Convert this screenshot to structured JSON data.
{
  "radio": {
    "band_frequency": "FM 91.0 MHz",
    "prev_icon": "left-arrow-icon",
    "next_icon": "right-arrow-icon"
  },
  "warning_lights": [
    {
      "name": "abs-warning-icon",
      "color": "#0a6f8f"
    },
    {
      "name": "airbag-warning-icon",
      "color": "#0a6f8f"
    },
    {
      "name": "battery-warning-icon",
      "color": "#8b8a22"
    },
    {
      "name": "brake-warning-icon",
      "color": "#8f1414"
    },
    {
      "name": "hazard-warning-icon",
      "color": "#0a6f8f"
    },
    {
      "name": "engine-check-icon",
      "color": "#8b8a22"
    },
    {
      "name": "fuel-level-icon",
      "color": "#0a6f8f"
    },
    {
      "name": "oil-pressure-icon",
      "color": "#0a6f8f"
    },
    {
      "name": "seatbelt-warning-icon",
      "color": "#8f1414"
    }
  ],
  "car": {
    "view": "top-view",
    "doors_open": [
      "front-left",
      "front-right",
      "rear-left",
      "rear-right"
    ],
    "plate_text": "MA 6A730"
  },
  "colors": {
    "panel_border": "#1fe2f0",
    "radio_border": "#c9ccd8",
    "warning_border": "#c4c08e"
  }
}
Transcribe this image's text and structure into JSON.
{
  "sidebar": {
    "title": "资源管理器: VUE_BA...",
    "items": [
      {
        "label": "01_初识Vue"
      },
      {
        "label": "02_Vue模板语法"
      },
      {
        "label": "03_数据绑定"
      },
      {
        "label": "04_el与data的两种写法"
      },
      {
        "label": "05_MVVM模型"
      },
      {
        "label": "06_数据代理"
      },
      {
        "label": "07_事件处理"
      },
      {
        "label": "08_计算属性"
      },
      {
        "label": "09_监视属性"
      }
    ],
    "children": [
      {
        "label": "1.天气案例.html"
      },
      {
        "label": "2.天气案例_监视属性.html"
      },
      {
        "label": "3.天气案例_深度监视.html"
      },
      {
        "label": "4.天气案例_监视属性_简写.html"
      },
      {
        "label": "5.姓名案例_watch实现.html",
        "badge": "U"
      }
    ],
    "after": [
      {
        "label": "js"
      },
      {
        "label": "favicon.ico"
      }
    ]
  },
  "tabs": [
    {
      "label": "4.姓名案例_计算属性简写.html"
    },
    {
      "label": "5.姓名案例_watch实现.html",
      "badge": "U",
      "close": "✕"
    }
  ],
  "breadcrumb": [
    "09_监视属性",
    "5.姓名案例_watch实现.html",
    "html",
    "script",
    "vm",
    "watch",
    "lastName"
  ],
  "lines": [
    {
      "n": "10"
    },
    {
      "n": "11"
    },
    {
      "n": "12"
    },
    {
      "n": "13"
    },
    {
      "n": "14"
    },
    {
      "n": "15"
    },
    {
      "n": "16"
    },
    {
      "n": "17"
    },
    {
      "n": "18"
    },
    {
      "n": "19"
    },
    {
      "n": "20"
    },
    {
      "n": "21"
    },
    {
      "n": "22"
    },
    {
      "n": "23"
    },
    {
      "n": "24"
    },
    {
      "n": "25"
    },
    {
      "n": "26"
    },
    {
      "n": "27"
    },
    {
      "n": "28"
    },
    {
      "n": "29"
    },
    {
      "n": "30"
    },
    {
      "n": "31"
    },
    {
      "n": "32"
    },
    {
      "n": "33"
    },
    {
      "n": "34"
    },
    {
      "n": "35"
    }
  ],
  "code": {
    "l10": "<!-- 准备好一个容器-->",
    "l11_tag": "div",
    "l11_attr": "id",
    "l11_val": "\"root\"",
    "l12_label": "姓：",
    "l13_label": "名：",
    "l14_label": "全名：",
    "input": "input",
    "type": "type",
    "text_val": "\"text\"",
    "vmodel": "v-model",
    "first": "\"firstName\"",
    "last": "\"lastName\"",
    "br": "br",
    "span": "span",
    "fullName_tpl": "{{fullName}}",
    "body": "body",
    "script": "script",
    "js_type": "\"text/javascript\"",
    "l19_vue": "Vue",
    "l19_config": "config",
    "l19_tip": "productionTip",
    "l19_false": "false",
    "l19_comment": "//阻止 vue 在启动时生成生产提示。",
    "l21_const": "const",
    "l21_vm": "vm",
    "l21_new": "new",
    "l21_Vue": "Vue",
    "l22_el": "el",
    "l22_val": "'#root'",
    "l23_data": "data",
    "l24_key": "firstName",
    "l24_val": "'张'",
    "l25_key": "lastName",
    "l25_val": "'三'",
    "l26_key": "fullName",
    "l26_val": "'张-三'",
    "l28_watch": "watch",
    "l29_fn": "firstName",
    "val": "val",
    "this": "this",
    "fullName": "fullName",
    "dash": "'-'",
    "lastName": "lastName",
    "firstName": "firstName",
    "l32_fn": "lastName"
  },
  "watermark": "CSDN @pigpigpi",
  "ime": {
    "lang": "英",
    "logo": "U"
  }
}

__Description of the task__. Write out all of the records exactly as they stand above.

__Result below__.
Convert this screenshot to structured JSON data.
{
  "radio": {
    "band_frequency": "FM 91.0 MHz",
    "prev_icon": "left-arrow-icon",
    "next_icon": "right-arrow-icon"
  },
  "warning_lights": [
    {
      "name": "abs-warning-icon",
      "color": "#0a6f8f"
    },
    {
      "name": "airbag-warning-icon",
      "color": "#0a6f8f"
    },
    {
      "name": "battery-warning-icon",
      "color": "#8b8a22"
    },
    {
      "name": "brake-warning-icon",
      "color": "#8f1414"
    },
    {
      "name": "hazard-warning-icon",
      "color": "#0a6f8f"
    },
    {
      "name": "engine-check-icon",
      "color": "#8b8a22"
    },
    {
      "name": "fuel-level-icon",
      "color": "#0a6f8f"
    },
    {
      "name": "oil-pressure-icon",
      "color": "#0a6f8f"
    },
    {
      "name": "seatbelt-warning-icon",
      "color": "#8f1414"
    }
  ],
  "car": {
    "view": "top-view",
    "doors_open": [
      "front-left",
      "front-right",
      "rear-left",
      "rear-right"
    ],
    "plate_text": "MA 6A730"
  },
  "colors": {
    "panel_border": "#1fe2f0",
    "radio_border": "#c9ccd8",
    "warning_border": "#c4c08e"
  }
}
Transcribe this image's text and structure into JSON.
{
  "sidebar": {
    "title": "资源管理器: VUE_BA...",
    "items": [
      {
        "label": "01_初识Vue"
      },
      {
        "label": "02_Vue模板语法"
      },
      {
        "label": "03_数据绑定"
      },
      {
        "label": "04_el与data的两种写法"
      },
      {
        "label": "05_MVVM模型"
      },
      {
        "label": "06_数据代理"
      },
      {
        "label": "07_事件处理"
      },
      {
        "label": "08_计算属性"
      },
      {
        "label": "09_监视属性"
      }
    ],
    "children": [
      {
        "label": "1.天气案例.html"
      },
      {
        "label": "2.天气案例_监视属性.html"
      },
      {
        "label": "3.天气案例_深度监视.html"
      },
      {
        "label": "4.天气案例_监视属性_简写.html"
      },
      {
        "label": "5.姓名案例_watch实现.html",
        "badge": "U"
      }
    ],
    "after": [
      {
        "label": "js"
      },
      {
        "label": "favicon.ico"
      }
    ]
  },
  "tabs": [
    {
      "label": "4.姓名案例_计算属性简写.html"
    },
    {
      "label": "5.姓名案例_watch实现.html",
      "badge": "U",
      "close": "✕"
    }
  ],
  "breadcrumb": [
    "09_监视属性",
    "5.姓名案例_watch实现.html",
    "html",
    "script",
    "vm",
    "watch",
    "lastName"
  ],
  "lines": [
    {
      "n": "10"
    },
    {
      "n": "11"
    },
    {
      "n": "12"
    },
    {
      "n": "13"
    },
    {
      "n": "14"
    },
    {
      "n": "15"
    },
    {
      "n": "16"
    },
    {
      "n": "17"
    },
    {
      "n": "18"
    },
    {
      "n": "19"
    },
    {
      "n": "20"
    },
    {
      "n": "21"
    },
    {
      "n": "22"
    },
    {
      "n": "23"
    },
    {
      "n": "24"
    },
    {
      "n": "25"
    },
    {
      "n": "26"
    },
    {
      "n": "27"
    },
    {
      "n": "28"
    },
    {
      "n": "29"
    },
    {
      "n": "30"
    },
    {
      "n": "31"
    },
    {
      "n": "32"
    },
    {
      "n": "33"
    },
    {
      "n": "34"
    },
    {
      "n": "35"
    }
  ],
  "code": {
    "l10": "<!-- 准备好一个容器-->",
    "l11_tag": "div",
    "l11_attr": "id",
    "l11_val": "\"root\"",
    "l12_label": "姓：",
    "l13_label": "名：",
    "l14_label": "全名：",
    "input": "input",
    "type": "type",
    "text_val": "\"text\"",
    "vmodel": "v-model",
    "first": "\"firstName\"",
    "last": "\"lastName\"",
    "br": "br",
    "span": "span",
    "fullName_tpl": "{{fullName}}",
    "body": "body",
    "script": "script",
    "js_type": "\"text/javascript\"",
    "l19_vue": "Vue",
    "l19_config": "config",
    "l19_tip": "productionTip",
    "l19_false": "false",
    "l19_comment": "//阻止 vue 在启动时生成生产提示。",
    "l21_const": "const",
    "l21_vm": "vm",
    "l21_new": "new",
    "l21_Vue": "Vue",
    "l22_el": "el",
    "l22_val": "'#root'",
    "l23_data": "data",
    "l24_key": "firstName",
    "l24_val": "'张'",
    "l25_key": "lastName",
    "l25_val": "'三'",
    "l26_key": "fullName",
    "l26_val": "'张-三'",
    "l28_watch": "watch",
    "l29_fn": "firstName",
    "val": "val",
    "this": "this",
    "fullName": "fullName",
    "dash": "'-'",
    "lastName": "lastName",
    "firstName": "firstName",
    "l32_fn": "lastName"
  },
  "watermark": "CSDN @pigpigpi",
  "ime": {
    "lang": "英",
    "logo": "U"
  }
}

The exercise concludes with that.